Aristotle’s theory of happiness rests on three concepts: (1) the virtues, which are good properties of one’s character that benefit oneself and others; (2) phronesis, which is the ability to employ the virtues to the right amount in any particular situation; and (3) eudaimonia, which is a life that is happy, successful and morally good, all at the same time. This month, we discuss how to actually go about living a life like that.
But not just any weekend: an enjoyable, great, memorable weekend! If you need to care for a family, do the shopping on Friday evening, so that you don’t need to touch any money on Saturday and Sunday. There’s no need to starve, and if you need to eat something commercially acquired so that you don’t collapse, go ahead. But it’s an interesting sport, to think how one could, in our world of today, survive for a weekend without consuming stuff. Could you find food in a park or city forest? Rob Greenfield has many videos showing how to do that. Could you replace a visit to a coffee shop or another entertainment venue with a walk to the nearest bit of nature? Lockdown has, funnily, made it easier for us to see alternative ways of enjoying our lives that don’t depend quite so much on consuming one thing after another over the whole course of the weekend. Could you turn off the endless distraction and brainwashing of TV and Internet and spend a day talking to family, children, or perhaps just reading a book?
And could we do all these things not with an attitude of suffering, but with the genuine feeling that we are actually enjoying our lives, perhaps even more than we normally do?

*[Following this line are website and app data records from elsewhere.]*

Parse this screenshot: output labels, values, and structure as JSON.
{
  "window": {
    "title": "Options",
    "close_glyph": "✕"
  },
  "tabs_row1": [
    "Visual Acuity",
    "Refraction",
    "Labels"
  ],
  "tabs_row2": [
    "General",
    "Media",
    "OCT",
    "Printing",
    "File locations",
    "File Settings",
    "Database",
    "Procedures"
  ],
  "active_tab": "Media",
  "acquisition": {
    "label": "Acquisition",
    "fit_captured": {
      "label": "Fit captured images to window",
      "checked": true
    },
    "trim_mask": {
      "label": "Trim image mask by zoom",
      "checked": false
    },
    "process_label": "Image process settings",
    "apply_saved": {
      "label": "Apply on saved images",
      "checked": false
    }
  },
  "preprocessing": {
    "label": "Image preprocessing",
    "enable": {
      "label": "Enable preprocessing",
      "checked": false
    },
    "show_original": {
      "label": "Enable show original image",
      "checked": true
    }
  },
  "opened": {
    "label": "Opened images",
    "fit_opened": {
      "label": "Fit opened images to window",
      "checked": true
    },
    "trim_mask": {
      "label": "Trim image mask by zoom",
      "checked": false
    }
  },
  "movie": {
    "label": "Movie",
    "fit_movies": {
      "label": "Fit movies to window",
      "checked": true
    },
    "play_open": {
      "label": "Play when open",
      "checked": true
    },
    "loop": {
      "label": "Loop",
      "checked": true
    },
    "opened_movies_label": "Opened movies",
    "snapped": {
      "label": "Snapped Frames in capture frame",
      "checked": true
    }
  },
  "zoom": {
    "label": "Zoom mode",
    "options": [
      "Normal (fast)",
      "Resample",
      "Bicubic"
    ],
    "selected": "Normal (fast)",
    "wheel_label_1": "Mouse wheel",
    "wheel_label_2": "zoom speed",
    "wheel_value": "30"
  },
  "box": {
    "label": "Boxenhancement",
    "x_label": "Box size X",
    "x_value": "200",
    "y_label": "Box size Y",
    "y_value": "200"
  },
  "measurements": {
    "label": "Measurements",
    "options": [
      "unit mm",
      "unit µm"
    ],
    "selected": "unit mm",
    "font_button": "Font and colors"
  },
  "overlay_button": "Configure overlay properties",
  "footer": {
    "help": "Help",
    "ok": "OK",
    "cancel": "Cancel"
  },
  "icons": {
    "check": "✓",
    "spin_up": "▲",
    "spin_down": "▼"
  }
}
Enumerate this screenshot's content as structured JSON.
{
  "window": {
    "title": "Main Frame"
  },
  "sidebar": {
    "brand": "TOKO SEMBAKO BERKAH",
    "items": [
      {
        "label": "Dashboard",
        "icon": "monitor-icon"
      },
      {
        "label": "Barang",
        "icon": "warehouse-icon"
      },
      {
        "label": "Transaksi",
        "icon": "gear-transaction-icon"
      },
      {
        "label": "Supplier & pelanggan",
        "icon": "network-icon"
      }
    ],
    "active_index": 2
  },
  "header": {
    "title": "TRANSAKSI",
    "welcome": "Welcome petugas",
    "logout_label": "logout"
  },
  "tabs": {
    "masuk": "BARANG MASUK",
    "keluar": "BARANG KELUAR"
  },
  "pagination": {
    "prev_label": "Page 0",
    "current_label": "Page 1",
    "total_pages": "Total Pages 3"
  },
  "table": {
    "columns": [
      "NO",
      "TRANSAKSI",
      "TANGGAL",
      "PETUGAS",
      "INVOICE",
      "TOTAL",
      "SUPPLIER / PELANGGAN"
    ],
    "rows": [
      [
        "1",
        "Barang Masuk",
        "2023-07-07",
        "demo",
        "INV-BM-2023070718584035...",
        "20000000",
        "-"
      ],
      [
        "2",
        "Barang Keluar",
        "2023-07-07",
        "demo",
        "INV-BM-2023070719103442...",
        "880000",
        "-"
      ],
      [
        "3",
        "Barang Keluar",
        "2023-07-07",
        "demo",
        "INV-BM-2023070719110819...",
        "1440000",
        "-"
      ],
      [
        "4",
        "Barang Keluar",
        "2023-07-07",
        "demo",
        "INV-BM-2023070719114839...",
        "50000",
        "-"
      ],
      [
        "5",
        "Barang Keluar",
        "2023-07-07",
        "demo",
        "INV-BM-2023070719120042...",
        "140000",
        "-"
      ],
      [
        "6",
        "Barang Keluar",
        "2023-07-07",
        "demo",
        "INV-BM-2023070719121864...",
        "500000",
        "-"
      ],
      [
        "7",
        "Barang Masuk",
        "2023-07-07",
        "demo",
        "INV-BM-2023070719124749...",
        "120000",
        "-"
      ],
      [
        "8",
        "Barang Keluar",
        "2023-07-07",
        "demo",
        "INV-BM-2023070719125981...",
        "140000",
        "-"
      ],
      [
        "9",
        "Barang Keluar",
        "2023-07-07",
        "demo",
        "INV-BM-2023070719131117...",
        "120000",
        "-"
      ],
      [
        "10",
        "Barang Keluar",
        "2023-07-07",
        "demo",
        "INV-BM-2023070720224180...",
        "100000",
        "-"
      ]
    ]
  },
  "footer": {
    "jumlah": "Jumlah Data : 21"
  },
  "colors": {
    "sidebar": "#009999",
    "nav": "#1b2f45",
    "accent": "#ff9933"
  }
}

Let’s use the coming weekend to find out!
Return to The Ultimate Guide to the Philosophy of Erich Fromm.